Main Street After Fireworks

Making A Gingerbread Carousel

    

With The Following Ingredients

For me the best of both worlds would be walking the parks with Springsteen playing throughout. But I realize I can’t have everything I want,  so I’ll settle for Disney music, hundreds of characters and princesses,  smiles on the faces of children and Dean Martin singing Marshmallow World.

Disney is not for everyone and it doesn’t make you a bad person for not wanting to come. Just leave the bitter beer faces at home. You’ve been forewarned. My public service announcement is now complete.

You’re welcome.

Is This Our Reality?

I never realized how much our general population enjoys a good train wreck. As much as we say we turn away and try to shield our eyes, many still enjoy the drama. How else to explain the popularity of some reality shows?

I try to imagine someone sitting around their office or at home playing with their kids and thinking, I’m going to create a show where I place a man and a women in a dangerous, isolated jungle somewhere without any food or water for 21 days and see if they can survive the elements. Oh, and I’m going to make sure they’re completely naked during their time together. Then, I’ll get really creative with the title and call the show, Naked and Afraid.
Nine seasons running with Emmy nominations.

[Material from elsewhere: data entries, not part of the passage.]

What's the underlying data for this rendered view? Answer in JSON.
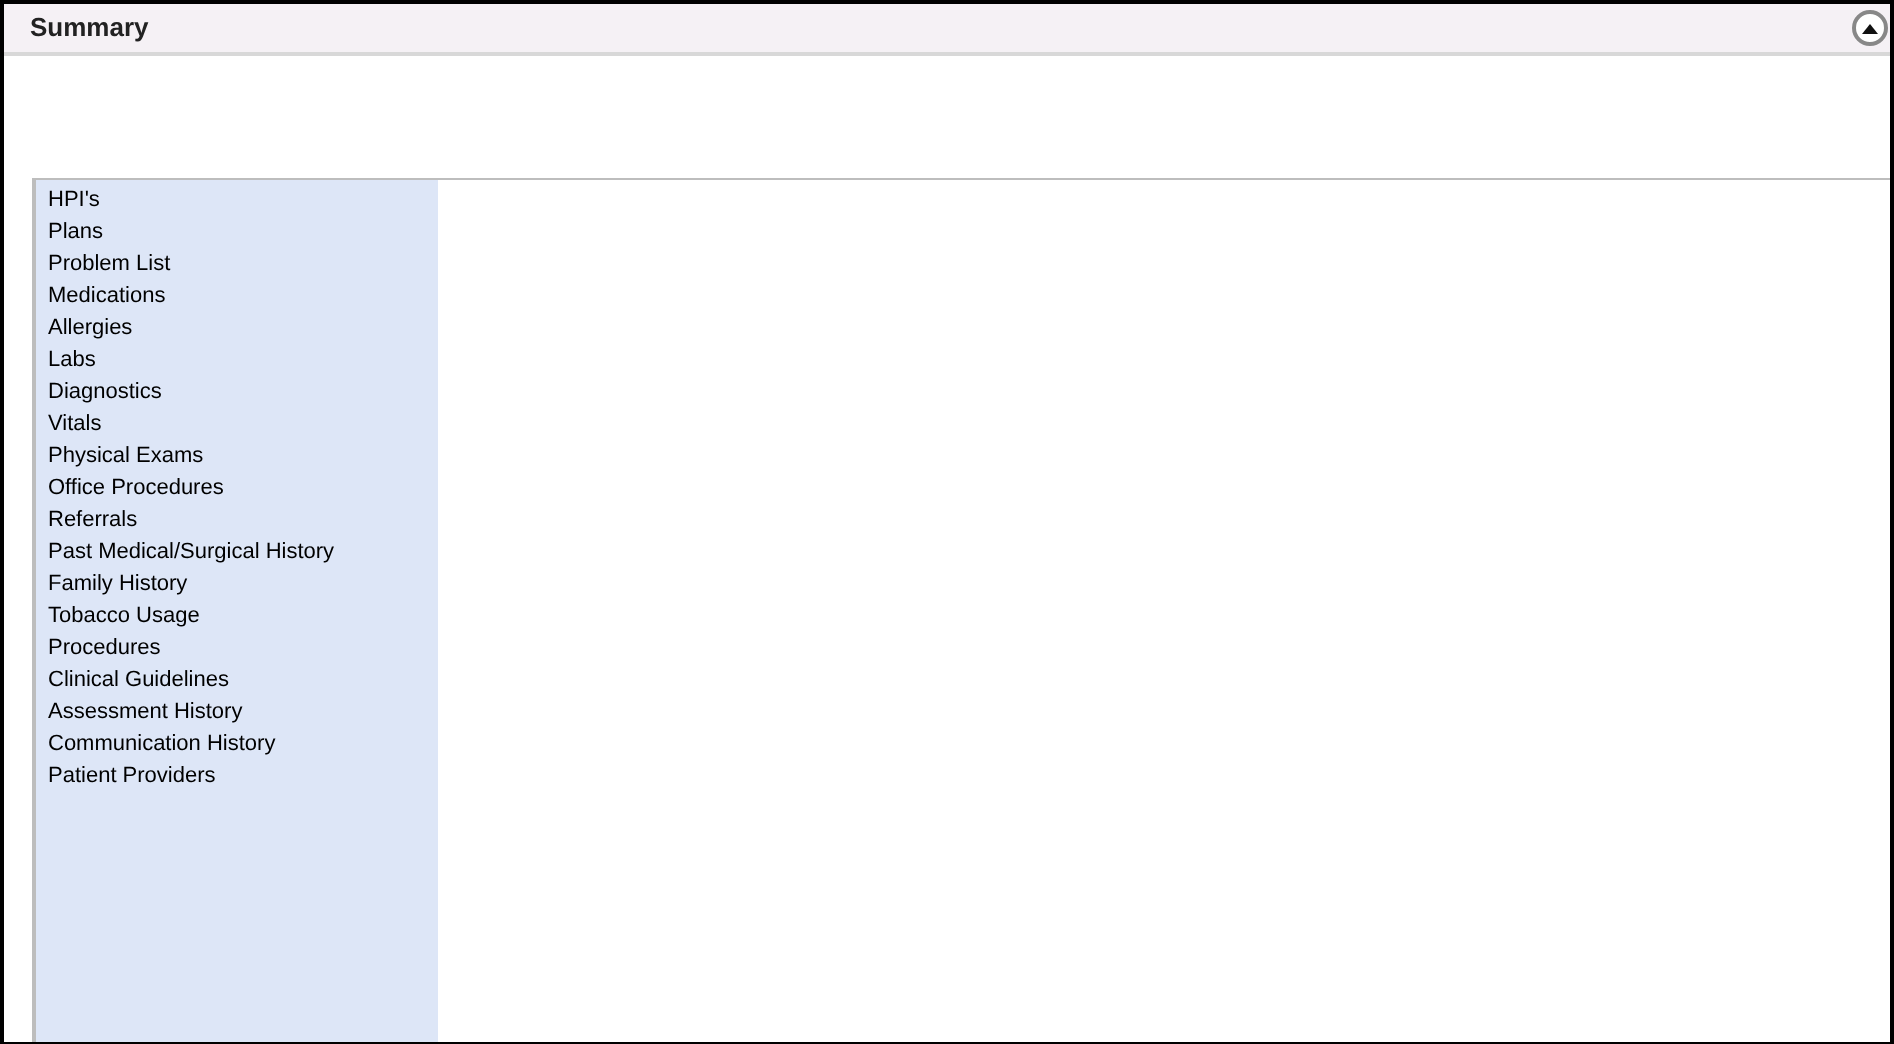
{
  "header": {
    "title": "Summary"
  },
  "sidebar": {
    "items": [
      "HPI's",
      "Plans",
      "Problem List",
      "Medications",
      "Allergies",
      "Labs",
      "Diagnostics",
      "Vitals",
      "Physical Exams",
      "Office Procedures",
      "Referrals",
      "Past Medical/Surgical History",
      "Family History",
      "Tobacco Usage",
      "Procedures",
      "Clinical Guidelines",
      "Assessment History",
      "Communication History",
      "Patient Providers"
    ]
  }
}
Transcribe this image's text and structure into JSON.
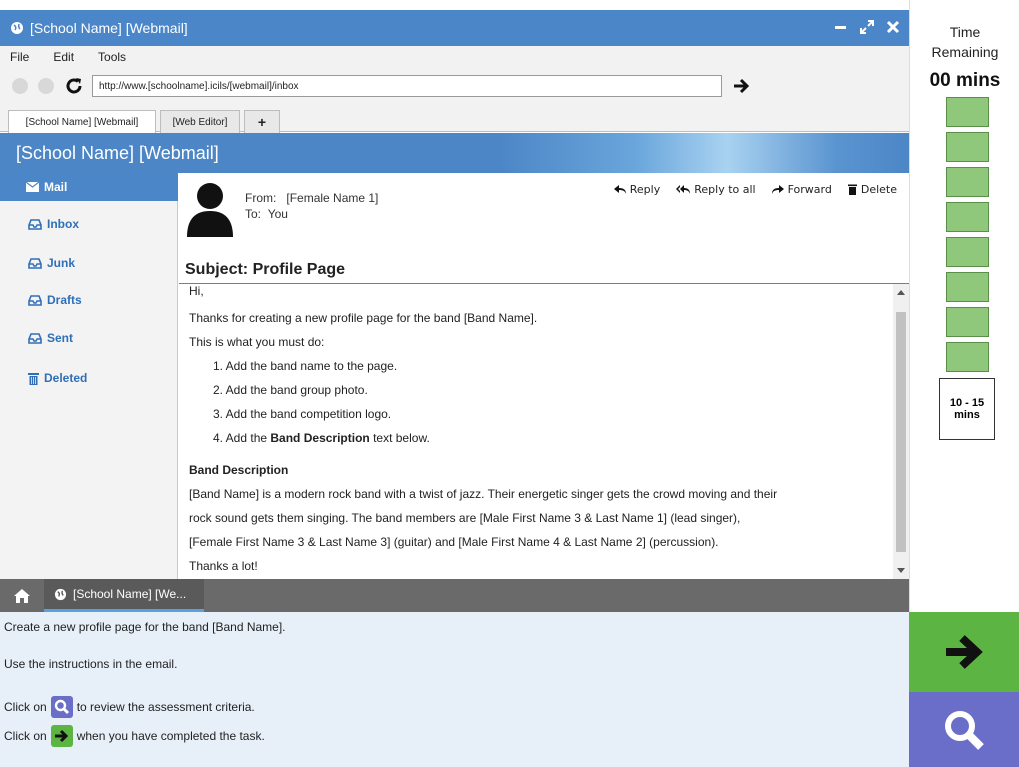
{
  "window": {
    "title": "[School Name] [Webmail]"
  },
  "menu": {
    "file": "File",
    "edit": "Edit",
    "tools": "Tools"
  },
  "address": {
    "url": "http://www.[schoolname].icils/[webmail]/inbox"
  },
  "tabs": [
    {
      "label": "[School Name] [Webmail]",
      "active": true
    },
    {
      "label": "[Web Editor]",
      "active": false
    },
    {
      "label": "+",
      "active": false
    }
  ],
  "banner": {
    "title": "[School Name] [Webmail]"
  },
  "sidebar": {
    "items": [
      {
        "label": "Mail",
        "icon": "envelope-icon"
      },
      {
        "label": "Inbox",
        "icon": "inbox-icon"
      },
      {
        "label": "Junk",
        "icon": "inbox-icon"
      },
      {
        "label": "Drafts",
        "icon": "inbox-icon"
      },
      {
        "label": "Sent",
        "icon": "inbox-icon"
      },
      {
        "label": "Deleted",
        "icon": "trash-icon"
      }
    ]
  },
  "email": {
    "from_label": "From:",
    "from": "[Female Name 1]",
    "to_label": "To:",
    "to": "You",
    "actions": {
      "reply": "Reply",
      "reply_all": "Reply to all",
      "forward": "Forward",
      "delete": "Delete"
    },
    "subject": "Subject: Profile Page",
    "body": {
      "greeting": "Hi,",
      "line1": "Thanks for creating a new profile page for the band [Band Name].",
      "line2": "This is what you must do:",
      "steps": [
        "1. Add the band name to the page.",
        "2. Add the band group photo.",
        "3. Add the band competition logo.",
        "4. Add the "
      ],
      "step4_bold": "Band Description",
      "step4_tail": " text below.",
      "heading": "Band Description",
      "desc1": "[Band Name] is a modern rock band with a twist of jazz. Their energetic singer gets the crowd moving and their",
      "desc2": "rock sound gets them singing. The band members are [Male First Name 3 & Last Name 1] (lead singer),",
      "desc3": "[Female First Name 3 & Last Name 3] (guitar) and [Male First Name 4 & Last Name 2] (percussion).",
      "signoff": "Thanks a lot!"
    }
  },
  "taskbar": {
    "tab": "[School Name] [We..."
  },
  "instructions": {
    "line1": "Create a new profile page for the band [Band Name].",
    "line2": "Use the instructions in the email.",
    "line3_pre": "Click on",
    "line3_post": "to review the assessment criteria.",
    "line4_pre": "Click on",
    "line4_post": "when you have completed the task."
  },
  "timer": {
    "label_line1": "Time",
    "label_line2": "Remaining",
    "value": "00 mins",
    "range_line1": "10 - 15",
    "range_line2": "mins"
  },
  "colors": {
    "brand_blue": "#4a86c8",
    "next_green": "#5cb543",
    "review_purple": "#6b6ec8",
    "timer_block": "#8fc87b"
  }
}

Then there was that person who thought, I’m going to ask a guy who is not married if he wants to meet twenty or thirty women, get to know them, romance them, share intimate moments with them and God knows what else, all while being filmed, in the hopes of meeting his future wife. I’m going to call this show, The Bachelor. It’ll be easy to find these guys and apparently easier to find a large pool of women who are willing to be jilted each week, participate in catfights, compromise themselves, all on camera,  with the hope of finding a husband. And fame, of course. This show is so successful it’s been on for twenty-three seasons and had several spinoffs including The Bachelorette, (of course), Bachelor Pad, Bachelor in Paradise, After Paradise, and The Bachelor Winter Games. (Really)

Or maybe I’ll find some rich women who are apparently bored with their money and families and ask them if they want to document their lives with other rich and bored housewives  in front of television cameras. I’ll tell them that it’s okay to be as bitchy and selfish as they want, expose their impressionable children to this type of environment and their lives to scandal and scrutiny because really, at the end of the day they have more money than they need and it really doesn’t matter what anyone watching thinks. They can care less. They’re only interested in showing off their wealth and “good side.” Just show me the money because I can never have enough of that. Let’s see, this show will start  in Orange County, (because why not), then go to New York City, New Jersey, D.C., Beverly Hills, Miami, Potomac and Dallas.
Since train wrecks are not just popular in this country Housewives was also created for Athens, Vancouver, Melbourne, Los Angeles (in French), Cheshire, Auckland, Sydney Toronto, Hungary and South Africa.

Of course there’s also Jersey Shore, Temptation Island, Love Island, Here comes Honey Boo Boo, The Kardashians, and a host of others including your favorite and mine, The Apprentice, where careers go to die.

I know if I ever chose to get into a discussion with anyone about these train wrecks I would hear about the social understanding they derive from watching, how it helps them understand what makes people and relationships tick and survive. Yeah. To that I say, blah, blah, blah.

I’d stay longer, give you more examples and try to explain the strangeness of the public’s fascination with these shows but I’ve only been writing for a short period of time and I feel like I need to take a shower and take out the garbage.

I know I probably offended some people who enjoy these shows and I know you’re probably waiting for me to say I’m sorry but there is something caught in my throat.